Work to complete -
In the entries below, how many lines contain the string "this"? State the number and nothing else.
** Source material follows **
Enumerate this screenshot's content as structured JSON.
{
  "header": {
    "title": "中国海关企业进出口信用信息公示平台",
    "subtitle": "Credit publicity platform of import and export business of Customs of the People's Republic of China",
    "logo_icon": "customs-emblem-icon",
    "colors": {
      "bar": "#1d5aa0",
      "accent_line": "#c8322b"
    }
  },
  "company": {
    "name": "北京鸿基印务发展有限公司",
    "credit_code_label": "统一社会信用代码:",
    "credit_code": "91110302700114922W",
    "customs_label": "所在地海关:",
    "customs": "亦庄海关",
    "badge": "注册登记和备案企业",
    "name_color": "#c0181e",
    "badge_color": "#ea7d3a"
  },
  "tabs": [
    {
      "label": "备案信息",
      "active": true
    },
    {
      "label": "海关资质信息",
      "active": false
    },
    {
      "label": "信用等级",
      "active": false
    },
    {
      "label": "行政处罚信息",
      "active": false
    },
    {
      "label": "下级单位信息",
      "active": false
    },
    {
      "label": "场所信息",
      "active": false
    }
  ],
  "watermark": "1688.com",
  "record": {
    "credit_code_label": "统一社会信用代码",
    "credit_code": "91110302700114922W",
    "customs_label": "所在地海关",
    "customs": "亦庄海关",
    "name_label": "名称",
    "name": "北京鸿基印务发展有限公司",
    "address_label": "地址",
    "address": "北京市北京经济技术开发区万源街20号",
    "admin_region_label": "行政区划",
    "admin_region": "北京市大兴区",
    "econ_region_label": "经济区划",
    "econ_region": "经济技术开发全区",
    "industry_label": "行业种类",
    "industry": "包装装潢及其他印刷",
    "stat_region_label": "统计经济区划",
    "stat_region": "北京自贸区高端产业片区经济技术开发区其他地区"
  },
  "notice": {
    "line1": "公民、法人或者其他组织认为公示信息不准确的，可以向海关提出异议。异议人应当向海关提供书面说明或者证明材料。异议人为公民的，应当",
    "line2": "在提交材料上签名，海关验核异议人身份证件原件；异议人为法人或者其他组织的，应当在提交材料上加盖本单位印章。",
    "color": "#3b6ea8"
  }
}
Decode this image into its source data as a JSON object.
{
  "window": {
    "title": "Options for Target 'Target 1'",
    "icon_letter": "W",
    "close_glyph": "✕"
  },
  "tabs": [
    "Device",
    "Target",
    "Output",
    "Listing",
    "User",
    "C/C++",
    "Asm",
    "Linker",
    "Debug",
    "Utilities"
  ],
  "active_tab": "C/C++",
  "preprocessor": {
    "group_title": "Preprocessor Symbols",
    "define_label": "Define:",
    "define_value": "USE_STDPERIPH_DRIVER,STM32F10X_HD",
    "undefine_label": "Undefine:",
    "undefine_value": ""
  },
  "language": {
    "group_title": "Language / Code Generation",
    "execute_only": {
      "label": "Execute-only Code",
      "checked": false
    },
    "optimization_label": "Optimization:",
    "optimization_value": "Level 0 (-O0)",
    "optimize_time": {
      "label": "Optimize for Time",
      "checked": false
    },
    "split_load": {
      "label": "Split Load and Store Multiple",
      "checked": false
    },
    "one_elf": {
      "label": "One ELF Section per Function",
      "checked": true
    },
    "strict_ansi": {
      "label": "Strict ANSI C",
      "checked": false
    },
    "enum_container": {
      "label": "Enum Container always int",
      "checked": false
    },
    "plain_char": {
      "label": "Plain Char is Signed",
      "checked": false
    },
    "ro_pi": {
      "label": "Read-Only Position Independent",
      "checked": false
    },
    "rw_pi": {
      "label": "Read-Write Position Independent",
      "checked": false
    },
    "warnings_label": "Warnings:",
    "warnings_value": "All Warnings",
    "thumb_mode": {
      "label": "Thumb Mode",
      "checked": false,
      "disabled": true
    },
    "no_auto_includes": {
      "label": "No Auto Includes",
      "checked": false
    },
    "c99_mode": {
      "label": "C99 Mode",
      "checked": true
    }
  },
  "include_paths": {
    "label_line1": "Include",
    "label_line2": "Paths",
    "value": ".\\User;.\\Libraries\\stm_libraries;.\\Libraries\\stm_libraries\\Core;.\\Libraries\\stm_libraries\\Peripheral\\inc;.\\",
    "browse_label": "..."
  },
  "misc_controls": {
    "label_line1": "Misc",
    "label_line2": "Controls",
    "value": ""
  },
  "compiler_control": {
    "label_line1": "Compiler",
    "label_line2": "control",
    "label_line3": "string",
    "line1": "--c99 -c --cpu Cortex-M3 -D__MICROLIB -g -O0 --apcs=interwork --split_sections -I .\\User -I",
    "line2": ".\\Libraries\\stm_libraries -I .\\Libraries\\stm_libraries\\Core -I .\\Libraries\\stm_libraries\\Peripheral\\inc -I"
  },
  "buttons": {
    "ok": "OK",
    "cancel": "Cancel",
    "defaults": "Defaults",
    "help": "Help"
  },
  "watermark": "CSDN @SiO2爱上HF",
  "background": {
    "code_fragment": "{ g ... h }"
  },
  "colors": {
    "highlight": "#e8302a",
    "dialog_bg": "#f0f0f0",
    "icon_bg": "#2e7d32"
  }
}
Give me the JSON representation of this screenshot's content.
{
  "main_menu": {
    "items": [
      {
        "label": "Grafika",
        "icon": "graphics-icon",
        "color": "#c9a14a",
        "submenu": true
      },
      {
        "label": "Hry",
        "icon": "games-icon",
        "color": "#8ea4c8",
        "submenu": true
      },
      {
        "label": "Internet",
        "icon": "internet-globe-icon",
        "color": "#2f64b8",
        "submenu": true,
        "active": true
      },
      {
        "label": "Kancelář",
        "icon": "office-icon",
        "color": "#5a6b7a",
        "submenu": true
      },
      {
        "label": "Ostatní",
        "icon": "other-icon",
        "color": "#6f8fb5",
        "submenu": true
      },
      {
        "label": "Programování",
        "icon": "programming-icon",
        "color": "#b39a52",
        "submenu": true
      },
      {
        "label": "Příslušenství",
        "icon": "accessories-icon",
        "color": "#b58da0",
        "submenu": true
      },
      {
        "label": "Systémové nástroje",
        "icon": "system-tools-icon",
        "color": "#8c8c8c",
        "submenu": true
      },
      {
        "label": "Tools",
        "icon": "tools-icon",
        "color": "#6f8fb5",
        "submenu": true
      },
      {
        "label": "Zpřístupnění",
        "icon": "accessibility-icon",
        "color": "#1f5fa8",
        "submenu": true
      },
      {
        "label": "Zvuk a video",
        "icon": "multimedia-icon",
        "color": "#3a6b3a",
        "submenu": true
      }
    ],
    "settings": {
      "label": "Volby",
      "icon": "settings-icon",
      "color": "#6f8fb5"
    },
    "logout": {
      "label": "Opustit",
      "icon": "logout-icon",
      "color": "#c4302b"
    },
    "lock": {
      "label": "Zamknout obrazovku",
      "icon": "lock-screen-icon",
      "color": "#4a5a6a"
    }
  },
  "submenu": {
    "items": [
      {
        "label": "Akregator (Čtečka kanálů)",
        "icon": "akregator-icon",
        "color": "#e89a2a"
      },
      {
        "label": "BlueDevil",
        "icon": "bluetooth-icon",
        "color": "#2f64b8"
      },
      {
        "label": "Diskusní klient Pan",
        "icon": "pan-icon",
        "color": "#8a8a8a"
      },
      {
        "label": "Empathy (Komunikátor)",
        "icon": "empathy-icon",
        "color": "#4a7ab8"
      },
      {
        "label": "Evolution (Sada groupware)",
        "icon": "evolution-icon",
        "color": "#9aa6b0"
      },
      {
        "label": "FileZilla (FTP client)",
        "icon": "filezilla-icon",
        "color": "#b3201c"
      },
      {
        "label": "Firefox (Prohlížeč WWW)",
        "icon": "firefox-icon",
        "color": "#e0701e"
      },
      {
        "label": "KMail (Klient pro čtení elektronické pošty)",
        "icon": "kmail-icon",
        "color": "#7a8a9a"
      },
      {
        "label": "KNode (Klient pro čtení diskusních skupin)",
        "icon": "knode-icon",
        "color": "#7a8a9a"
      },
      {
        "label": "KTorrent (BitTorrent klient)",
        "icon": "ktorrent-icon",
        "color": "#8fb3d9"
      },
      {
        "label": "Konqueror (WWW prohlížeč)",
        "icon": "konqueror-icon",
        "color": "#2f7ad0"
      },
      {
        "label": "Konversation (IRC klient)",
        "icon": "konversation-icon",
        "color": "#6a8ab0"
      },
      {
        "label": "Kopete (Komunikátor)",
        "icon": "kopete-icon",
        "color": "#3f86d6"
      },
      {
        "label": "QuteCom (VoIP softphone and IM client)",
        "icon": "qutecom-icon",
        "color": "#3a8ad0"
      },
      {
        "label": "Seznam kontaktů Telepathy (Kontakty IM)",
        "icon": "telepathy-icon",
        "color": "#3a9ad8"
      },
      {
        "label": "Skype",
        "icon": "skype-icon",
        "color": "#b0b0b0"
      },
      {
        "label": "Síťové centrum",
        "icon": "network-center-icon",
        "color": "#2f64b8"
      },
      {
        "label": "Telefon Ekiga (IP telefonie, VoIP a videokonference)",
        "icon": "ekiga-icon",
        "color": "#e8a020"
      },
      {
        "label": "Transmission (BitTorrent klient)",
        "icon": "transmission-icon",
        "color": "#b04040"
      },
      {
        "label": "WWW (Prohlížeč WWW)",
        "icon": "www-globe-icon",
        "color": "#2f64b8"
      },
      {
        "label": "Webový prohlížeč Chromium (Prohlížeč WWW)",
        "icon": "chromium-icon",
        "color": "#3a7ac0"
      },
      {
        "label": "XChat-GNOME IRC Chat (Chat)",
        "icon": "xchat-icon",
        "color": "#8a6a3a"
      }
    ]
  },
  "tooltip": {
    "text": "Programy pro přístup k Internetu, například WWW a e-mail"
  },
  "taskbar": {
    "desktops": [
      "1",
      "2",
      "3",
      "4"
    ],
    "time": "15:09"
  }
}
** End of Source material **
Answer space -
3